Harper has 43 extra-base hits this season. Those 43 are the fourth most for any player in history in his age-19 season or younger. Ott had 48 in 1928, Phil Cavarretta had 48 in '35 and Conigliaro had 47 in '64.

More Nats
Besides the two homers from Harper, the Nationals also got home runs from Roger Bernadina, Adam LaRoche, Danny Espinosa and Ian Desmond. LaRoche's homer gave him five in his past five games and 28 for the year.

Washington also hit six homers in its previous game. The Nats were the third club since 1918 to have back-to-back six-homer contests. The '96 Dodgers and 2003 Angels were the other two.

Nationals starter Gio Gonzalez allowed three hits in seven scoreless innings to pick up his 18th win. The Mets' R.A. Dickey allowed two runs in 6 2/3 innings and recorded his 18th victory of the year. The two are tied for the Major League lead in wins.

Gonzalez, who leads the NL in hits allowed per nine innings and is second in the NL (behind teammate Stephen Strasburg) in strikeouts per nine, is tied with Carl Morton (1970) and Bryn Smith ('85) for the third-most wins in Expos/Nationals history. Ross Grimsley had 20 victories in '78 and Steve Rogers won 19 in '82.

With Gonzalez lowering his ERA to 2.98 (tied for seventh in the NL), the Nationals have four qualifying starters in the top 12 in the league.
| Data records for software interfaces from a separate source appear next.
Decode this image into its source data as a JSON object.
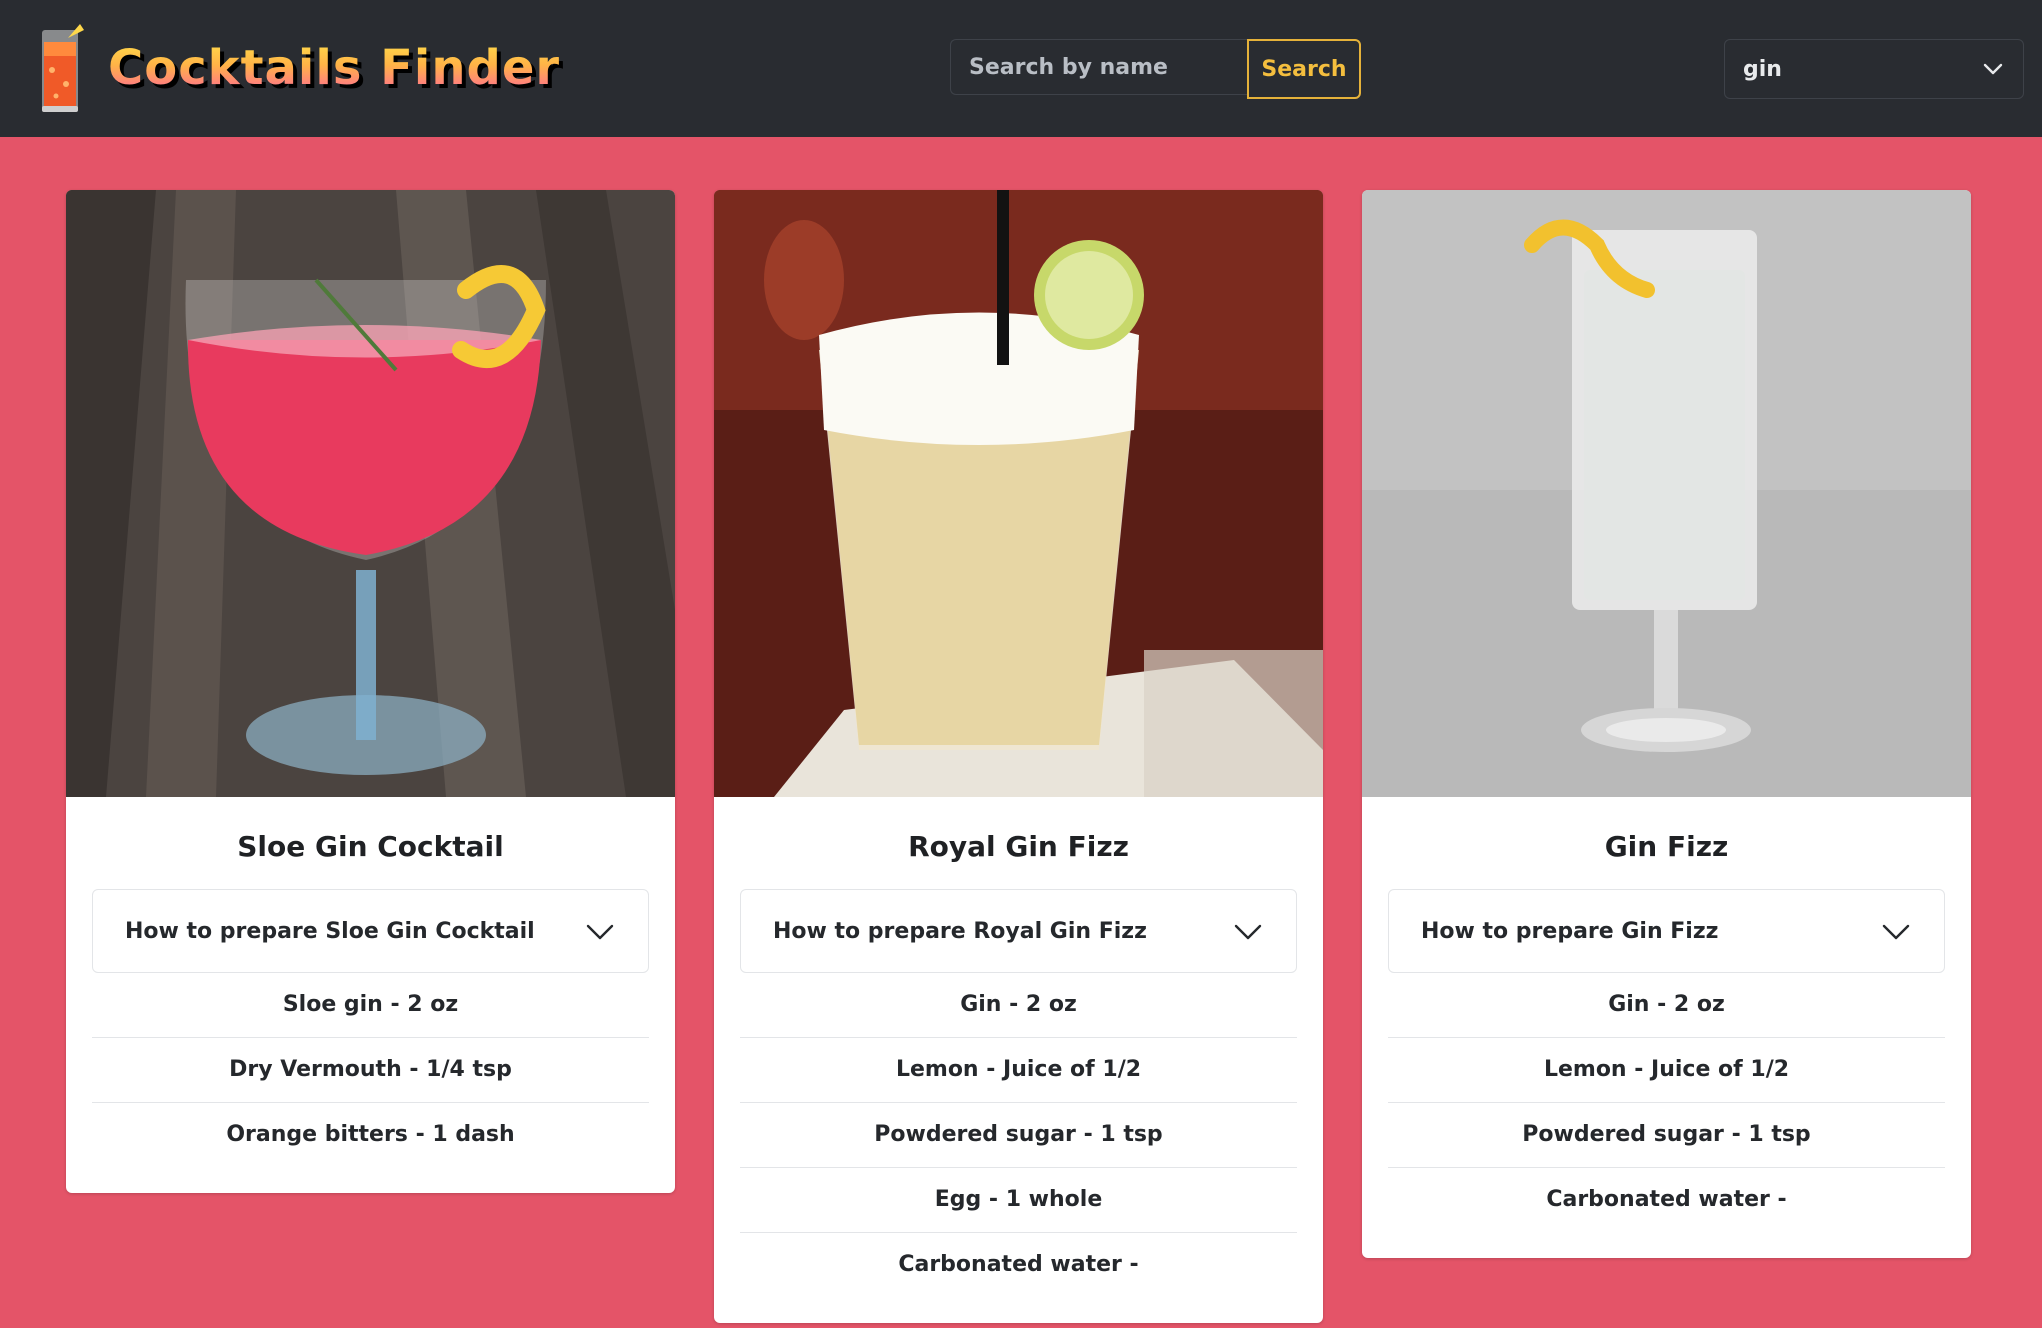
{
  "header": {
    "logo_text": "Cocktails Finder",
    "search": {
      "placeholder": "Search by name",
      "value": "",
      "button_label": "Search"
    },
    "filter": {
      "selected": "gin"
    }
  },
  "colors": {
    "background": "#e45468",
    "topbar": "#292c31",
    "accent": "#f4be3e"
  },
  "cards": [
    {
      "name": "Sloe Gin Cocktail",
      "prepare_label": "How to prepare Sloe Gin Cocktail",
      "ingredients": [
        "Sloe gin - 2 oz",
        "Dry Vermouth - 1/4 tsp",
        "Orange bitters - 1 dash"
      ]
    },
    {
      "name": "Royal Gin Fizz",
      "prepare_label": "How to prepare Royal Gin Fizz",
      "ingredients": [
        "Gin - 2 oz",
        "Lemon - Juice of 1/2",
        "Powdered sugar - 1 tsp",
        "Egg - 1 whole",
        "Carbonated water -"
      ]
    },
    {
      "name": "Gin Fizz",
      "prepare_label": "How to prepare Gin Fizz",
      "ingredients": [
        "Gin - 2 oz",
        "Lemon - Juice of 1/2",
        "Powdered sugar - 1 tsp",
        "Carbonated water -"
      ]
    }
  ]
}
Strasburg (2.94) is sixth, Jordan Zimmermann (3.01) is ninth and Ross Detwiler (3.15) is tied for 11th.

Reds outfielder Jay Bruce doubled twice and homered in a 6-2 loss to the Phillies, giving him 69 extra-base hits, which ties him for the most in the NL.

Bruce has homered in four straight games for the second time this season. The first four-game streak took place in April. Bruce is the first Reds player since Johnny Bench in 1972 to have multiple four-game homer streaks in a season.

In the Yankees' 6-4 win over the Rays, Derek Jeter went 3-for-5 with his 29th double of the season, bringing his hit total to 182 and his extra-base hit total to 43.

The 182 hits are the most for a shortstop in his age-38 season or older (Honus Wagner had 181 hits in 1912), and his 43 extra-base hits are the fourth most in history for a shortstop in his age-38 season or older. Wagner leads with 62 in '12.

In the Angels' 7-1 victory over the Athletics to complete a three-game sweep, Albert Pujols doubled for the fifth straight game, giving him 40 for the season. It's the seventh time in his 12-year career Pujols has hit at least 40 doubles.

Most 40-double seasons through first 12 years
Player Seasons
Stan Musial 8
Wade Boggs 8
Lou Gehrig 7
Ducky Medwick 7
Todd Helton 7
Albert Pujols 7
Pujols' 40th two-bagger brought his career total up to 495 -- the most for any player through his first 12 seasons.

Here and there
• Dickey, who is second in the NL in winning percentage, third in hits allowed per nine innings and second in ERA, is the first Mets pitcher to win 18 games since 1990. That season, Frank Viola won 20 and Dwight Gooden had 19 victories.

• In a 6-2 win over the Twins, White Sox outfielder Alex Rios homered twice and drove in a career-high six runs. Rios, who posted a .613 OPS in 2011 (the worst of his career) is at .845 this season.

• Craig Kimbrel struck out four of the five batters he faced and got the final four outs in a combined two-hit shutout, as the Braves defeated the Rockies, 1-0. Kimbrel's strikeouts-per-nine-innings ratio stands at 16.45, while his hits per nine is at 3.58 and his OPS against is .357. All three of those marks would be the best in history for any pitcher with at least 30 saves.

• Adrian Beltre tripled and homered and drove in three runs in helping the Rangers to a 7-6 victory over the Royals. In his past 14 games, Beltre owns a .439 batting average and a 1.140 slugging percentage, with 18 of his 25 hits going for extra bases. Among all players in history through their age-33 season, Beltre's 829 extra-base hits are 21st most, and the second most (to Eddie Mathews' 860) among third basemen.

• Kansas City's Billy Butler doubled three times -- the fifth time in his career (which began in 2007) he had collected three in a game. Since '07, those five are the most in the Majors. Butler's other four came in '09, when he became the first player in the live-ball era to have four such games in one season.

Roger Schlueter is senior researcher for MLB Productions. This story was not subject to the approval of Major League Baseball or its clubs.